*** Opening of Dataset content ***
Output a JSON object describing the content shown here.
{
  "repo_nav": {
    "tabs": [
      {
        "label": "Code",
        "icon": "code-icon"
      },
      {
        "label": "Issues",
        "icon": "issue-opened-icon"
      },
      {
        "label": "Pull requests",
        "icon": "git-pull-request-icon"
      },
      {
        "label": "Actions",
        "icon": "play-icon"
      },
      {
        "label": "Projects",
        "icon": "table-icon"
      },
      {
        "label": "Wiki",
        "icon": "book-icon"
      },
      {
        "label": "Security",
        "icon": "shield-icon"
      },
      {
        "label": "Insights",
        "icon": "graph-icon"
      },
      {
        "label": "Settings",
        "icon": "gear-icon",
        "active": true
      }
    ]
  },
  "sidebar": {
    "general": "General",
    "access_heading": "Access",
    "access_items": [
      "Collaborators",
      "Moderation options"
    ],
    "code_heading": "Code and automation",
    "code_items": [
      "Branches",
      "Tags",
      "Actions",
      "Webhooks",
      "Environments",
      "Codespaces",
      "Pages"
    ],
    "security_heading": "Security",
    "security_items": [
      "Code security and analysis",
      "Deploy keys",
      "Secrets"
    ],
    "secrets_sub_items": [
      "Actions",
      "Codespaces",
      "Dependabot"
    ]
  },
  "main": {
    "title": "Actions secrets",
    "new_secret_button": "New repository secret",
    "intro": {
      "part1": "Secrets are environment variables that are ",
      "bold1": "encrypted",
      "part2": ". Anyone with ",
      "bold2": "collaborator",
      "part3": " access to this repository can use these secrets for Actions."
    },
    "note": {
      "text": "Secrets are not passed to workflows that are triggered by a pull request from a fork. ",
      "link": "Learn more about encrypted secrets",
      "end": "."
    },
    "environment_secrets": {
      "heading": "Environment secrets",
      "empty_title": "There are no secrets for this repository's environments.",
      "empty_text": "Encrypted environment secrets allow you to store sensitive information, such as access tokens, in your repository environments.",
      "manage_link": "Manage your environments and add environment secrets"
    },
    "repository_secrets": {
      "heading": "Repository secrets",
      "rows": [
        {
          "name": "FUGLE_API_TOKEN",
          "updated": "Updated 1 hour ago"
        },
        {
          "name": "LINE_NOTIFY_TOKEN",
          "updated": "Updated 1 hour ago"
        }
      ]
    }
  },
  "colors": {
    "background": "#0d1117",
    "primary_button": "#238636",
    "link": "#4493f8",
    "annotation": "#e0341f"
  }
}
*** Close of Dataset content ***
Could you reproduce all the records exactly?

Output a JSON object describing the content shown here.
{
  "repo_nav": {
    "tabs": [
      {
        "label": "Code",
        "icon": "code-icon"
      },
      {
        "label": "Issues",
        "icon": "issue-opened-icon"
      },
      {
        "label": "Pull requests",
        "icon": "git-pull-request-icon"
      },
      {
        "label": "Actions",
        "icon": "play-icon"
      },
      {
        "label": "Projects",
        "icon": "table-icon"
      },
      {
        "label": "Wiki",
        "icon": "book-icon"
      },
      {
        "label": "Security",
        "icon": "shield-icon"
      },
      {
        "label": "Insights",
        "icon": "graph-icon"
      },
      {
        "label": "Settings",
        "icon": "gear-icon",
        "active": true
      }
    ]
  },
  "sidebar": {
    "general": "General",
    "access_heading": "Access",
    "access_items": [
      "Collaborators",
      "Moderation options"
    ],
    "code_heading": "Code and automation",
    "code_items": [
      "Branches",
      "Tags",
      "Actions",
      "Webhooks",
      "Environments",
      "Codespaces",
      "Pages"
    ],
    "security_heading": "Security",
    "security_items": [
      "Code security and analysis",
      "Deploy keys",
      "Secrets"
    ],
    "secrets_sub_items": [
      "Actions",
      "Codespaces",
      "Dependabot"
    ]
  },
  "main": {
    "title": "Actions secrets",
    "new_secret_button": "New repository secret",
    "intro": {
      "part1": "Secrets are environment variables that are ",
      "bold1": "encrypted",
      "part2": ". Anyone with ",
      "bold2": "collaborator",
      "part3": " access to this repository can use these secrets for Actions."
    },
    "note": {
      "text": "Secrets are not passed to workflows that are triggered by a pull request from a fork. ",
      "link": "Learn more about encrypted secrets",
      "end": "."
    },
    "environment_secrets": {
      "heading": "Environment secrets",
      "empty_title": "There are no secrets for this repository's environments.",
      "empty_text": "Encrypted environment secrets allow you to store sensitive information, such as access tokens, in your repository environments.",
      "manage_link": "Manage your environments and add environment secrets"
    },
    "repository_secrets": {
      "heading": "Repository secrets",
      "rows": [
        {
          "name": "FUGLE_API_TOKEN",
          "updated": "Updated 1 hour ago"
        },
        {
          "name": "LINE_NOTIFY_TOKEN",
          "updated": "Updated 1 hour ago"
        }
      ]
    }
  },
  "colors": {
    "background": "#0d1117",
    "primary_button": "#238636",
    "link": "#4493f8",
    "annotation": "#e0341f"
  }
}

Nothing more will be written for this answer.